- WHAT YOU ARE ASKED TO DO:
What you return must match the data exactly, line for line.

*** SUPPLIED RECORDS Section Begins ***

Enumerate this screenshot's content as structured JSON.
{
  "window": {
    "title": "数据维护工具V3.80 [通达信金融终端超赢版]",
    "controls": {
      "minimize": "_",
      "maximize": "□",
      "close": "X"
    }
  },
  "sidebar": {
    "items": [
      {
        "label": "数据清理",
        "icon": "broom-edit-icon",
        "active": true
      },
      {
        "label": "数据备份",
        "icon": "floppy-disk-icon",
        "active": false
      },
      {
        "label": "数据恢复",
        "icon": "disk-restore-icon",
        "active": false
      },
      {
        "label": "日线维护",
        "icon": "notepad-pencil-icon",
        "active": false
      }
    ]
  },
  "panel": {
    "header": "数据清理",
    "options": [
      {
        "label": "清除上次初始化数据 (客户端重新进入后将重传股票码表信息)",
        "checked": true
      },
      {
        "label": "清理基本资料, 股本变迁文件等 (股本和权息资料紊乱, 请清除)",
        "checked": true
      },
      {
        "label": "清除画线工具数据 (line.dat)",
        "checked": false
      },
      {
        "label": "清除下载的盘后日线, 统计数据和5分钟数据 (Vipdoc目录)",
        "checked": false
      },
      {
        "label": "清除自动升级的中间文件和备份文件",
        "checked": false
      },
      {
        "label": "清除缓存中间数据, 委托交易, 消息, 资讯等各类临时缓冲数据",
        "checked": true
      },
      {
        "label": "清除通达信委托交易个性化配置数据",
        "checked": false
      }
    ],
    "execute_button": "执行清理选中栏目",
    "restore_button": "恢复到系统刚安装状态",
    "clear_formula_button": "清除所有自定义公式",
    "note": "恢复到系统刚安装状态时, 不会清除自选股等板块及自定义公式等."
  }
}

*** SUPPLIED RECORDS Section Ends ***

- RESULT OF THE EXERCISE:
Enumerate this screenshot's content as structured JSON.
{
  "window": {
    "title": "数据维护工具V3.80 [通达信金融终端超赢版]",
    "controls": {
      "minimize": "_",
      "maximize": "□",
      "close": "X"
    }
  },
  "sidebar": {
    "items": [
      {
        "label": "数据清理",
        "icon": "broom-edit-icon",
        "active": true
      },
      {
        "label": "数据备份",
        "icon": "floppy-disk-icon",
        "active": false
      },
      {
        "label": "数据恢复",
        "icon": "disk-restore-icon",
        "active": false
      },
      {
        "label": "日线维护",
        "icon": "notepad-pencil-icon",
        "active": false
      }
    ]
  },
  "panel": {
    "header": "数据清理",
    "options": [
      {
        "label": "清除上次初始化数据 (客户端重新进入后将重传股票码表信息)",
        "checked": true
      },
      {
        "label": "清理基本资料, 股本变迁文件等 (股本和权息资料紊乱, 请清除)",
        "checked": true
      },
      {
        "label": "清除画线工具数据 (line.dat)",
        "checked": false
      },
      {
        "label": "清除下载的盘后日线, 统计数据和5分钟数据 (Vipdoc目录)",
        "checked": false
      },
      {
        "label": "清除自动升级的中间文件和备份文件",
        "checked": false
      },
      {
        "label": "清除缓存中间数据, 委托交易, 消息, 资讯等各类临时缓冲数据",
        "checked": true
      },
      {
        "label": "清除通达信委托交易个性化配置数据",
        "checked": false
      }
    ],
    "execute_button": "执行清理选中栏目",
    "restore_button": "恢复到系统刚安装状态",
    "clear_formula_button": "清除所有自定义公式",
    "note": "恢复到系统刚安装状态时, 不会清除自选股等板块及自定义公式等."
  }
}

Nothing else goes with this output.